-- RECORDS FOR THE EXERCISE --
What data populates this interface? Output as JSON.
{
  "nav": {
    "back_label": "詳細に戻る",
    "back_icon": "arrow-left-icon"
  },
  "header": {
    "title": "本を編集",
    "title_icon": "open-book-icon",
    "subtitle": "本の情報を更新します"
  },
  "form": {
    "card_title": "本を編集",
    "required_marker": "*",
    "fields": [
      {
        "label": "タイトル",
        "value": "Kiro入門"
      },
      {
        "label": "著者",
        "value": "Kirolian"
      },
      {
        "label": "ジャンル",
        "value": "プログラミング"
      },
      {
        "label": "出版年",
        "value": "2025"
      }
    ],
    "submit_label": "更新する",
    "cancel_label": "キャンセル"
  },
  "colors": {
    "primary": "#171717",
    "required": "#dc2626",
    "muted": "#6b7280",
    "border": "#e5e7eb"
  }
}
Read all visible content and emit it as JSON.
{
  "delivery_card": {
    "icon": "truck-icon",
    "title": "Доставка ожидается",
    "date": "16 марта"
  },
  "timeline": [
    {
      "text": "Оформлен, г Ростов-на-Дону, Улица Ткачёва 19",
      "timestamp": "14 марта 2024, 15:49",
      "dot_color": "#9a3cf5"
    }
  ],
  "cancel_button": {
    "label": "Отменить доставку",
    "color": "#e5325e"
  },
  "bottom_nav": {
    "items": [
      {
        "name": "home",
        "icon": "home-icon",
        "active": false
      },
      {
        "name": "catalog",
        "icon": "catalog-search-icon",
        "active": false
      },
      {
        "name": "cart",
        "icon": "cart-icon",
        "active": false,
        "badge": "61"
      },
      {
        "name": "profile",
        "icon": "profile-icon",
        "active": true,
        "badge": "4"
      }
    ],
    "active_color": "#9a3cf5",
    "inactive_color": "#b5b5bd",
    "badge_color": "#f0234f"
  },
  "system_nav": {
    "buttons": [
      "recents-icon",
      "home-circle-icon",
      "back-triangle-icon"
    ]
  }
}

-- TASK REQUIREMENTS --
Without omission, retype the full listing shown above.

-- SOLUTION FOR THIS TASK --
What data populates this interface? Output as JSON.
{
  "nav": {
    "back_label": "詳細に戻る",
    "back_icon": "arrow-left-icon"
  },
  "header": {
    "title": "本を編集",
    "title_icon": "open-book-icon",
    "subtitle": "本の情報を更新します"
  },
  "form": {
    "card_title": "本を編集",
    "required_marker": "*",
    "fields": [
      {
        "label": "タイトル",
        "value": "Kiro入門"
      },
      {
        "label": "著者",
        "value": "Kirolian"
      },
      {
        "label": "ジャンル",
        "value": "プログラミング"
      },
      {
        "label": "出版年",
        "value": "2025"
      }
    ],
    "submit_label": "更新する",
    "cancel_label": "キャンセル"
  },
  "colors": {
    "primary": "#171717",
    "required": "#dc2626",
    "muted": "#6b7280",
    "border": "#e5e7eb"
  }
}
Read all visible content and emit it as JSON.
{
  "delivery_card": {
    "icon": "truck-icon",
    "title": "Доставка ожидается",
    "date": "16 марта"
  },
  "timeline": [
    {
      "text": "Оформлен, г Ростов-на-Дону, Улица Ткачёва 19",
      "timestamp": "14 марта 2024, 15:49",
      "dot_color": "#9a3cf5"
    }
  ],
  "cancel_button": {
    "label": "Отменить доставку",
    "color": "#e5325e"
  },
  "bottom_nav": {
    "items": [
      {
        "name": "home",
        "icon": "home-icon",
        "active": false
      },
      {
        "name": "catalog",
        "icon": "catalog-search-icon",
        "active": false
      },
      {
        "name": "cart",
        "icon": "cart-icon",
        "active": false,
        "badge": "61"
      },
      {
        "name": "profile",
        "icon": "profile-icon",
        "active": true,
        "badge": "4"
      }
    ],
    "active_color": "#9a3cf5",
    "inactive_color": "#b5b5bd",
    "badge_color": "#f0234f"
  },
  "system_nav": {
    "buttons": [
      "recents-icon",
      "home-circle-icon",
      "back-triangle-icon"
    ]
  }
}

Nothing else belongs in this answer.